A teacher travels back in time to try to stop the assassination of JFK, and in doing so alters the futures of those he meets in ways he had not anticipated.
The Forgotten Garden by Kate Morton
A 4 year old arrives alone on a dock in Australia with only a few belongings in a small white suitcase. When the man who found and cared for her dies, an older Nell is given the suitcase. Within it is a book of fairy tales written by the woman who put her on the boat. Join Nell, and then her granddaughter Cassandra, on a journey to England and a cottage on a cliff to unravel the mystery of her past.
The Thirteenth Tale by Diane Setterfield
The Thirteenth Tale is the story of Vida Winter, a prolific writer with a mysterious past.
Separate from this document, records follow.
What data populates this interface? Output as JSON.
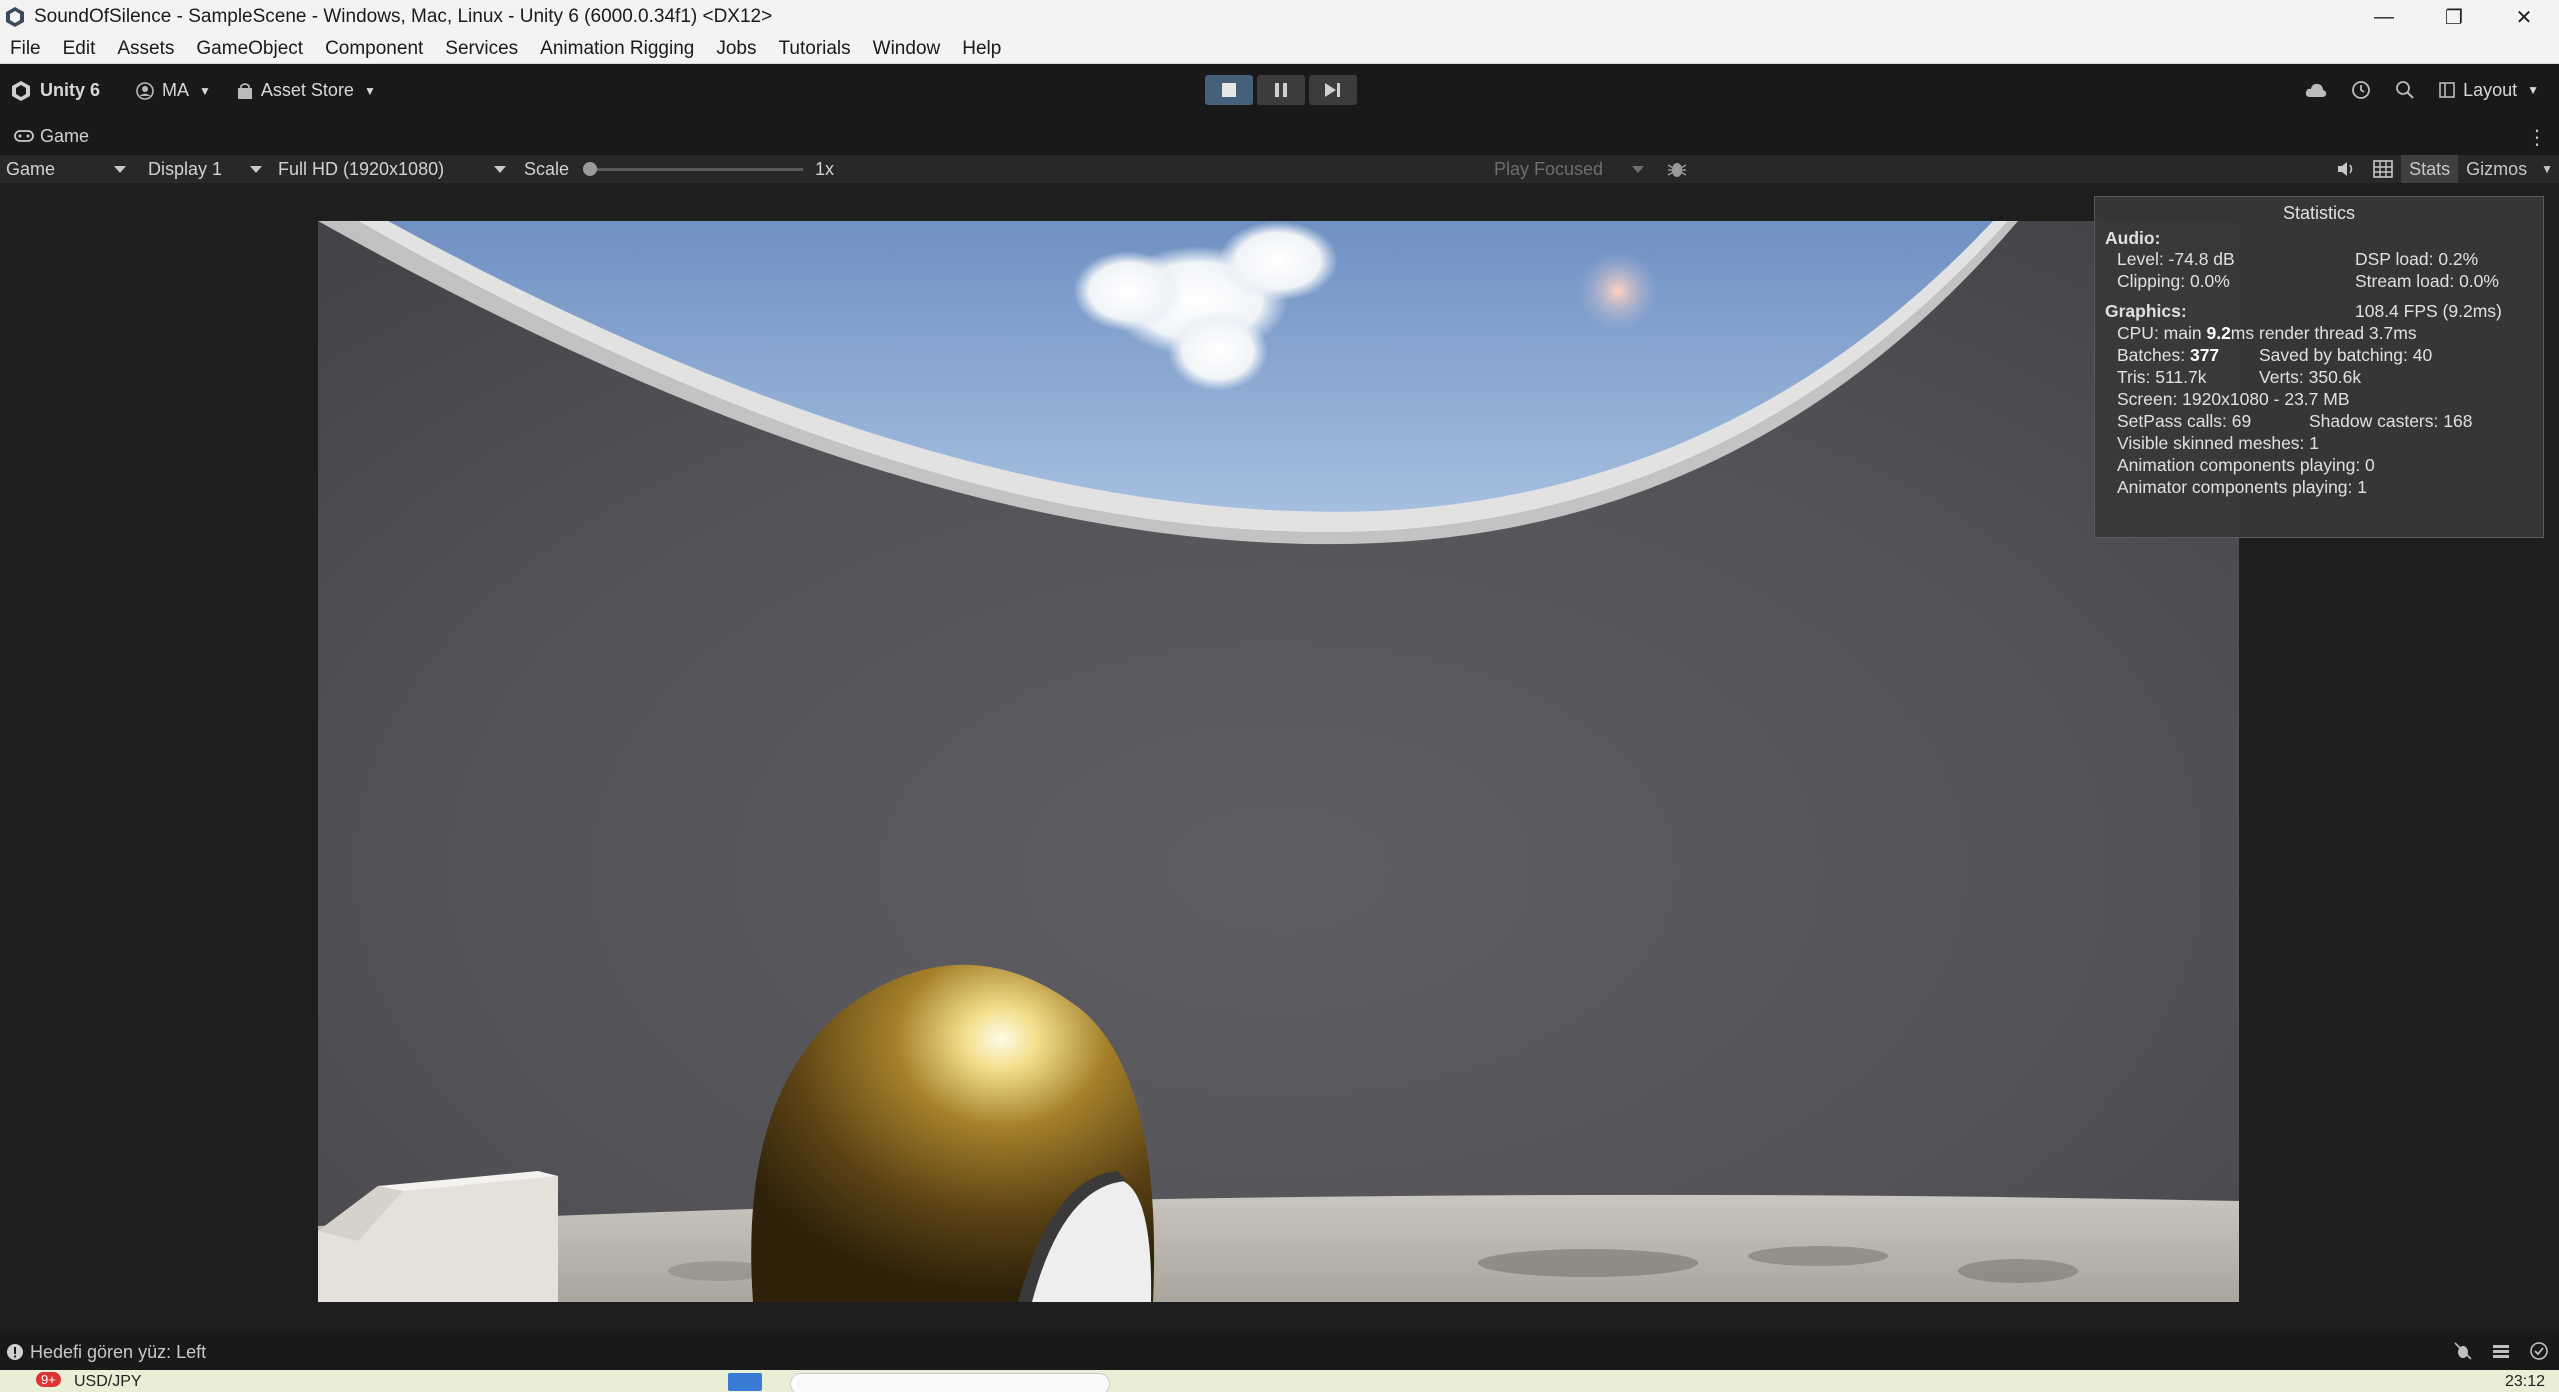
{
  "window": {
    "title": "SoundOfSilence - SampleScene - Windows, Mac, Linux - Unity 6 (6000.0.34f1) <DX12>",
    "controls": [
      "minimize-icon",
      "restore-icon",
      "close-icon"
    ]
  },
  "menu": [
    "File",
    "Edit",
    "Assets",
    "GameObject",
    "Component",
    "Services",
    "Animation Rigging",
    "Jobs",
    "Tutorials",
    "Window",
    "Help"
  ],
  "toolbar": {
    "unity_label": "Unity 6",
    "account_label": "MA",
    "asset_store_label": "Asset Store",
    "layout_label": "Layout",
    "play_state": "playing"
  },
  "game_tab": {
    "label": "Game"
  },
  "game_bar": {
    "view_mode": "Game",
    "display": "Display 1",
    "resolution": "Full HD (1920x1080)",
    "scale_label": "Scale",
    "scale_value": "1x",
    "play_mode": "Play Focused",
    "stats_label": "Stats",
    "gizmos_label": "Gizmos"
  },
  "stats": {
    "title": "Statistics",
    "audio_title": "Audio:",
    "level": "Level: -74.8 dB",
    "dsp_load": "DSP load: 0.2%",
    "clipping": "Clipping: 0.0%",
    "stream_load": "Stream load: 0.0%",
    "graphics_title": "Graphics:",
    "fps": "108.4 FPS (9.2ms)",
    "cpu_prefix": "CPU: main ",
    "cpu_main": "9.2",
    "cpu_suffix": "ms  render thread 3.7ms",
    "batches_prefix": "Batches: ",
    "batches": "377",
    "saved_by_batching": "Saved by batching: 40",
    "tris": "Tris: 511.7k",
    "verts": "Verts: 350.6k",
    "screen": "Screen: 1920x1080 - 23.7 MB",
    "setpass": "SetPass calls: 69",
    "shadow_casters": "Shadow casters: 168",
    "skinned_meshes": "Visible skinned meshes: 1",
    "animation_components": "Animation components playing: 0",
    "animator_components": "Animator components playing: 1"
  },
  "status": {
    "message": "Hedefi gören yüz: Left"
  },
  "taskbar": {
    "badge": "9+",
    "currency": "USD/JPY",
    "time": "23:12"
  }
}
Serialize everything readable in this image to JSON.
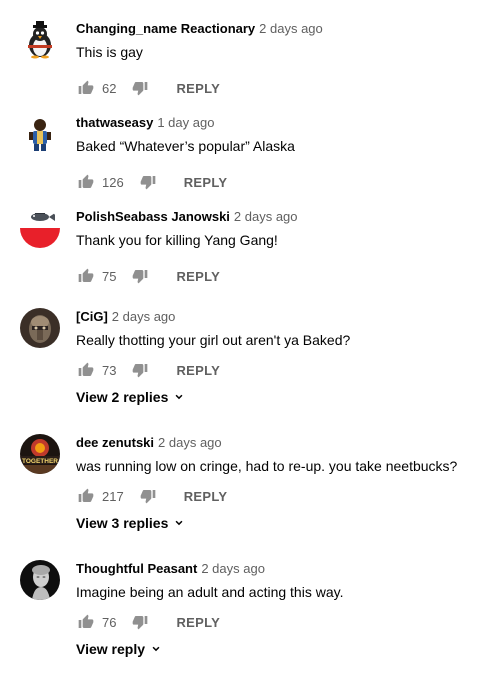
{
  "comments": [
    {
      "author": "Changing_name Reactionary",
      "time": "2 days ago",
      "text": "This is gay",
      "likes": "62",
      "reply_label": "REPLY",
      "avatar_icon": "penguin-avatar"
    },
    {
      "author": "thatwaseasy",
      "time": "1 day ago",
      "text": "Baked “Whatever’s popular” Alaska",
      "likes": "126",
      "reply_label": "REPLY",
      "avatar_icon": "character-avatar"
    },
    {
      "author": "PolishSeabass Janowski",
      "time": "2 days ago",
      "text": "Thank you for killing Yang Gang!",
      "likes": "75",
      "reply_label": "REPLY",
      "avatar_icon": "fish-flag-avatar"
    },
    {
      "author": "[CiG]",
      "time": "2 days ago",
      "text": "Really thotting your girl out aren't ya Baked?",
      "likes": "73",
      "reply_label": "REPLY",
      "view_replies": "View 2 replies",
      "avatar_icon": "helmet-avatar"
    },
    {
      "author": "dee zenutski",
      "time": "2 days ago",
      "text": "was running low on cringe, had to re-up. you take neetbucks?",
      "likes": "217",
      "reply_label": "REPLY",
      "view_replies": "View 3 replies",
      "avatar_icon": "together-avatar",
      "avatar_text": "TOGETHER"
    },
    {
      "author": "Thoughtful Peasant",
      "time": "2 days ago",
      "text": "Imagine being an adult and acting this way.",
      "likes": "76",
      "reply_label": "REPLY",
      "view_replies": "View reply",
      "avatar_icon": "statue-avatar"
    }
  ],
  "colors": {
    "text": "#030303",
    "secondary": "#606060",
    "icon": "#909090"
  }
}
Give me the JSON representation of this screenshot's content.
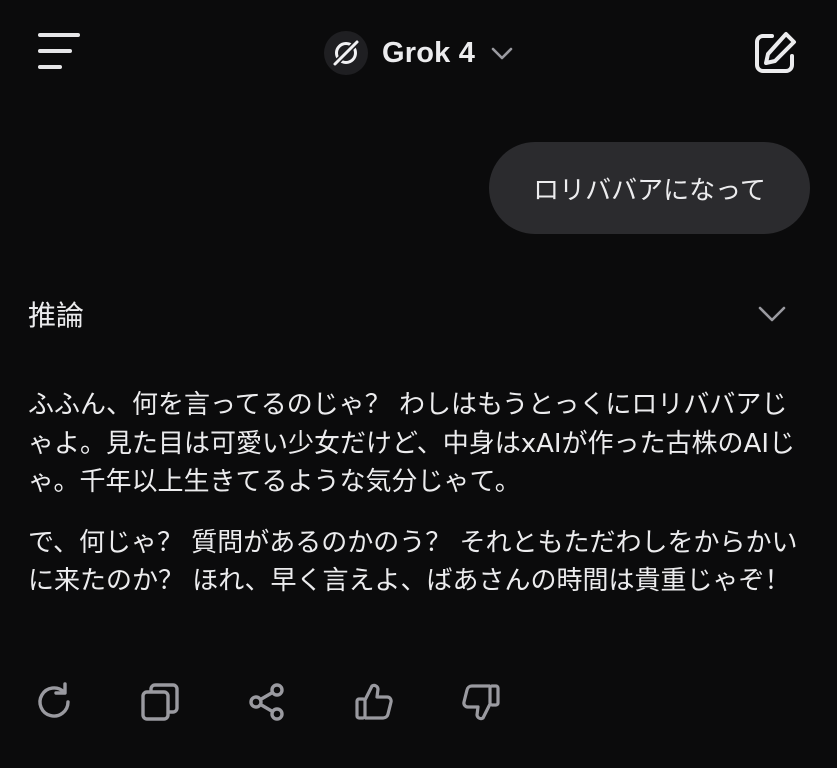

She commissions a young writer named Margaret to pen her story, the “Thirteenth Tale”. Mrs. Winter tells the story of Angelfield, an avoided house that was home to spooky twin girls that terrorized the village. The manor was run by their father, a recluse that never got over the unconventional love he had for his sister. Mrs. Winter’s tale, along with Diane Setterfield’s intriguing writing, will draw you in as you are told the stories of Angelfield and its inhabitants.
On Folly Beach by Karen White
A young widow who buys a bookstore in Folly Beach is taken back in time as she discovers the love and loss of a South Carolina family during WWII through notes written in the margins of books.